**Assigned task**
Each line below is to be repeated exactly; any picture is to be left out.

==============================

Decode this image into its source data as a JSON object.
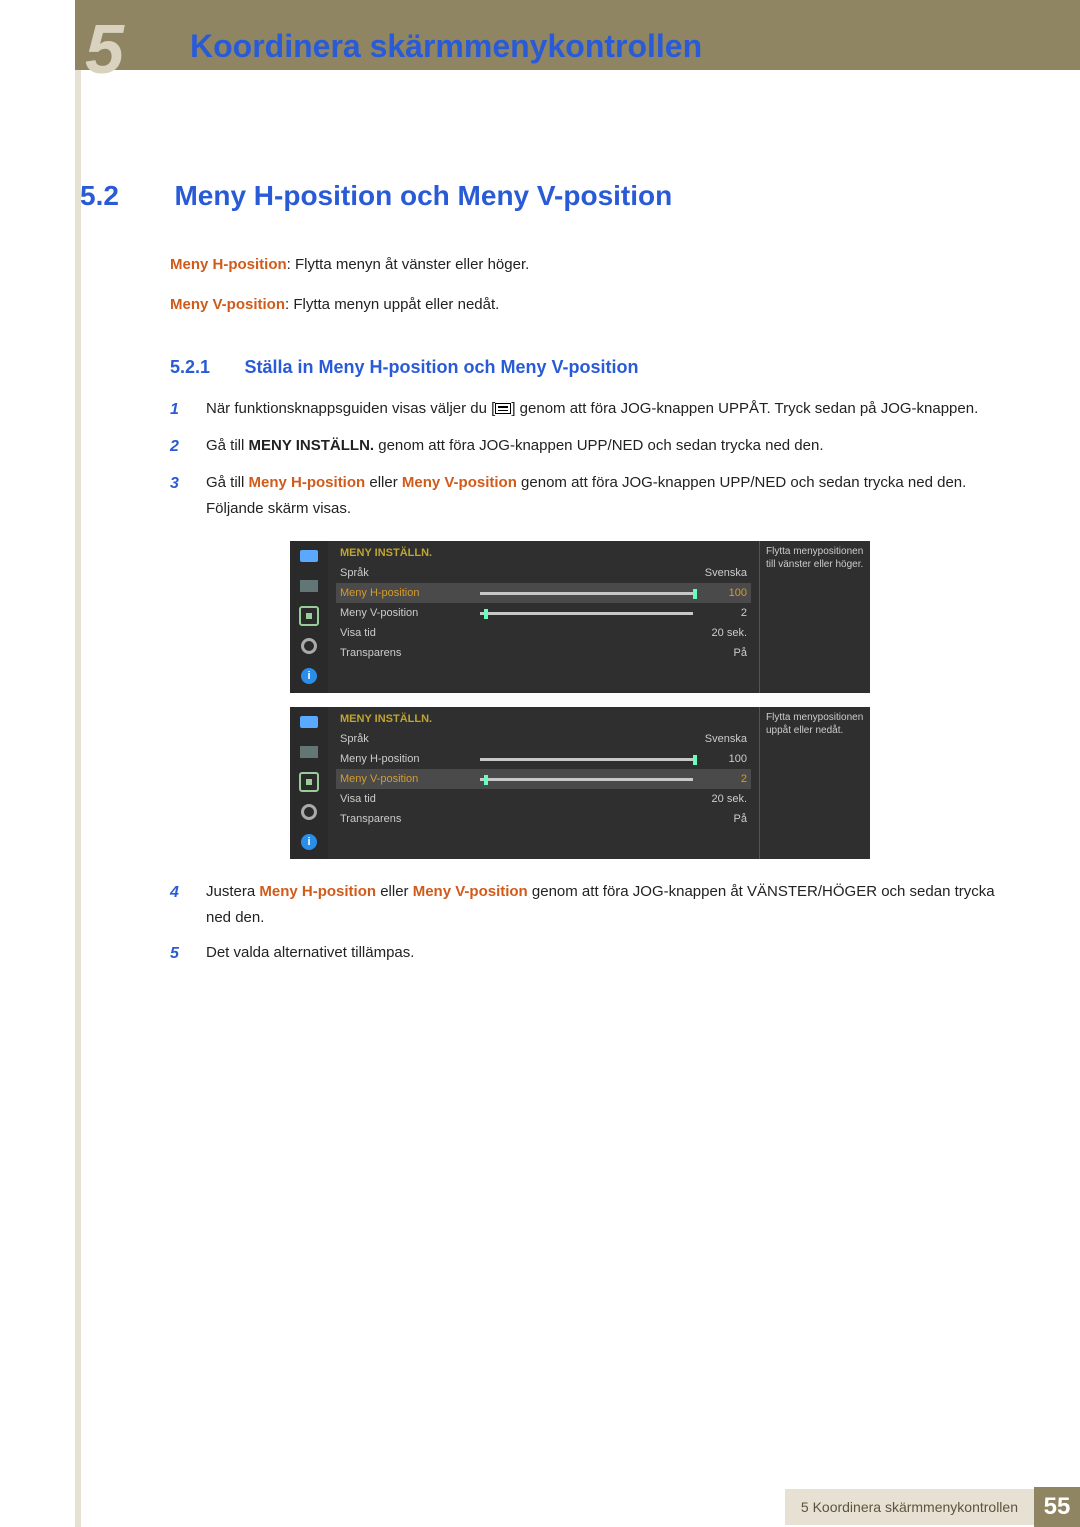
{
  "header": {
    "chapter_glyph": "5",
    "title": "Koordinera skärmmenykontrollen"
  },
  "section": {
    "num": "5.2",
    "title": "Meny H-position och Meny V-position"
  },
  "intro": {
    "h_label": "Meny H-position",
    "h_text": ": Flytta menyn åt vänster eller höger.",
    "v_label": "Meny V-position",
    "v_text": ": Flytta menyn uppåt eller nedåt."
  },
  "subsection": {
    "num": "5.2.1",
    "title": "Ställa in Meny H-position och Meny V-position"
  },
  "steps": {
    "s1a": "När funktionsknappsguiden visas väljer du [",
    "s1b": "] genom att föra JOG-knappen UPPÅT. Tryck sedan på JOG-knappen.",
    "s2a": "Gå till ",
    "s2b": "MENY INSTÄLLN.",
    "s2c": " genom att föra JOG-knappen UPP/NED och sedan trycka ned den.",
    "s3a": "Gå till ",
    "s3b": "Meny H-position",
    "s3c": " eller ",
    "s3d": "Meny V-position",
    "s3e": " genom att föra JOG-knappen UPP/NED och sedan trycka ned den. Följande skärm visas.",
    "s4a": "Justera ",
    "s4b": "Meny H-position",
    "s4c": " eller ",
    "s4d": "Meny V-position",
    "s4e": " genom att föra JOG-knappen åt VÄNSTER/HÖGER och sedan trycka ned den.",
    "s5": "Det valda alternativet tillämpas.",
    "n1": "1",
    "n2": "2",
    "n3": "3",
    "n4": "4",
    "n5": "5"
  },
  "osd": {
    "title": "MENY INSTÄLLN.",
    "rows": {
      "sprak": "Språk",
      "sprak_val": "Svenska",
      "h": "Meny H-position",
      "h_val": "100",
      "v": "Meny V-position",
      "v_val": "2",
      "visa": "Visa tid",
      "visa_val": "20 sek.",
      "trans": "Transparens",
      "trans_val": "På"
    },
    "tip1": "Flytta menypositionen till vänster eller höger.",
    "tip2": "Flytta menypositionen uppåt eller nedåt.",
    "info_glyph": "i"
  },
  "footer": {
    "label": "5 Koordinera skärmmenykontrollen",
    "page": "55"
  }
}
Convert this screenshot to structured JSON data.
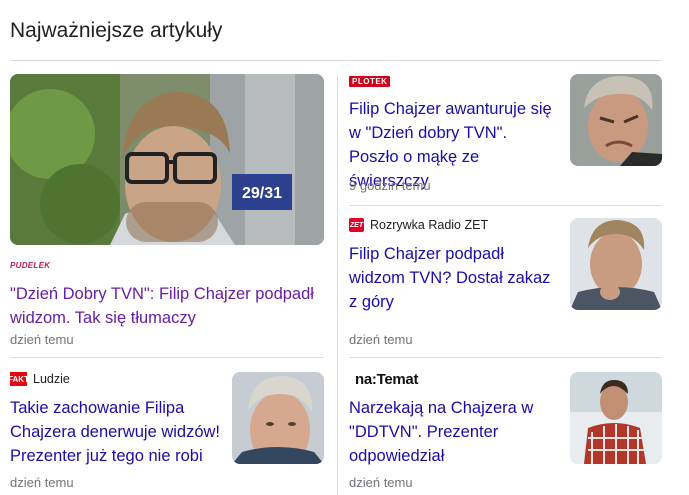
{
  "section": {
    "title": "Najważniejsze artykuły"
  },
  "colors": {
    "link": "#1a0dab",
    "visited": "#681da8",
    "meta": "#70757a",
    "divider": "#dadce0"
  },
  "articles": [
    {
      "source_logo_text": "PUDELEK",
      "source_name": "",
      "headline": "\"Dzień Dobry TVN\": Filip Chajzer podpadł widzom. Tak się tłumaczy",
      "time": "dzień temu",
      "thumbnail": "photo-man-glasses-city"
    },
    {
      "source_logo_text": "PLOTEK",
      "source_name": "",
      "headline": "Filip Chajzer awanturuje się w \"Dzień dobry TVN\". Poszło o mąkę ze świerszczy",
      "time": "9 godzin temu",
      "thumbnail": "photo-man-grimace"
    },
    {
      "source_logo_text": "ZET",
      "source_name": "Rozrywka Radio ZET",
      "headline": "Filip Chajzer podpadł widzom TVN? Dostał zakaz z góry",
      "time": "dzień temu",
      "thumbnail": "photo-man-thinking"
    },
    {
      "source_logo_text": "FAKT",
      "source_name": "Ludzie",
      "headline": "Takie zachowanie Filipa Chajzera denerwuje widzów! Prezenter już tego nie robi",
      "time": "dzień temu",
      "thumbnail": "photo-man-closeup"
    },
    {
      "source_logo_text": "na:Temat",
      "source_name": "",
      "headline": "Narzekają na Chajzera w \"DDTVN\". Prezenter odpowiedział",
      "time": "dzień temu",
      "thumbnail": "photo-man-plaid-shirt"
    }
  ],
  "sign_text": "29/31"
}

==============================

**Solution for this exercise**
Decode this image into its source data as a JSON object.
{
  "header": {
    "chapter_glyph": "5",
    "title": "Koordinera skärmmenykontrollen"
  },
  "section": {
    "num": "5.2",
    "title": "Meny H-position och Meny V-position"
  },
  "intro": {
    "h_label": "Meny H-position",
    "h_text": ": Flytta menyn åt vänster eller höger.",
    "v_label": "Meny V-position",
    "v_text": ": Flytta menyn uppåt eller nedåt."
  },
  "subsection": {
    "num": "5.2.1",
    "title": "Ställa in Meny H-position och Meny V-position"
  },
  "steps": {
    "s1a": "När funktionsknappsguiden visas väljer du [",
    "s1b": "] genom att föra JOG-knappen UPPÅT. Tryck sedan på JOG-knappen.",
    "s2a": "Gå till ",
    "s2b": "MENY INSTÄLLN.",
    "s2c": " genom att föra JOG-knappen UPP/NED och sedan trycka ned den.",
    "s3a": "Gå till ",
    "s3b": "Meny H-position",
    "s3c": " eller ",
    "s3d": "Meny V-position",
    "s3e": " genom att föra JOG-knappen UPP/NED och sedan trycka ned den. Följande skärm visas.",
    "s4a": "Justera ",
    "s4b": "Meny H-position",
    "s4c": " eller ",
    "s4d": "Meny V-position",
    "s4e": " genom att föra JOG-knappen åt VÄNSTER/HÖGER och sedan trycka ned den.",
    "s5": "Det valda alternativet tillämpas.",
    "n1": "1",
    "n2": "2",
    "n3": "3",
    "n4": "4",
    "n5": "5"
  },
  "osd": {
    "title": "MENY INSTÄLLN.",
    "rows": {
      "sprak": "Språk",
      "sprak_val": "Svenska",
      "h": "Meny H-position",
      "h_val": "100",
      "v": "Meny V-position",
      "v_val": "2",
      "visa": "Visa tid",
      "visa_val": "20 sek.",
      "trans": "Transparens",
      "trans_val": "På"
    },
    "tip1": "Flytta menypositionen till vänster eller höger.",
    "tip2": "Flytta menypositionen uppåt eller nedåt.",
    "info_glyph": "i"
  },
  "footer": {
    "label": "5 Koordinera skärmmenykontrollen",
    "page": "55"
  }
}
Convert this screenshot to structured JSON data.
{
  "section": {
    "title": "Najważniejsze artykuły"
  },
  "colors": {
    "link": "#1a0dab",
    "visited": "#681da8",
    "meta": "#70757a",
    "divider": "#dadce0"
  },
  "articles": [
    {
      "source_logo_text": "PUDELEK",
      "source_name": "",
      "headline": "\"Dzień Dobry TVN\": Filip Chajzer podpadł widzom. Tak się tłumaczy",
      "time": "dzień temu",
      "thumbnail": "photo-man-glasses-city"
    },
    {
      "source_logo_text": "PLOTEK",
      "source_name": "",
      "headline": "Filip Chajzer awanturuje się w \"Dzień dobry TVN\". Poszło o mąkę ze świerszczy",
      "time": "9 godzin temu",
      "thumbnail": "photo-man-grimace"
    },
    {
      "source_logo_text": "ZET",
      "source_name": "Rozrywka Radio ZET",
      "headline": "Filip Chajzer podpadł widzom TVN? Dostał zakaz z góry",
      "time": "dzień temu",
      "thumbnail": "photo-man-thinking"
    },
    {
      "source_logo_text": "FAKT",
      "source_name": "Ludzie",
      "headline": "Takie zachowanie Filipa Chajzera denerwuje widzów! Prezenter już tego nie robi",
      "time": "dzień temu",
      "thumbnail": "photo-man-closeup"
    },
    {
      "source_logo_text": "na:Temat",
      "source_name": "",
      "headline": "Narzekają na Chajzera w \"DDTVN\". Prezenter odpowiedział",
      "time": "dzień temu",
      "thumbnail": "photo-man-plaid-shirt"
    }
  ],
  "sign_text": "29/31"
}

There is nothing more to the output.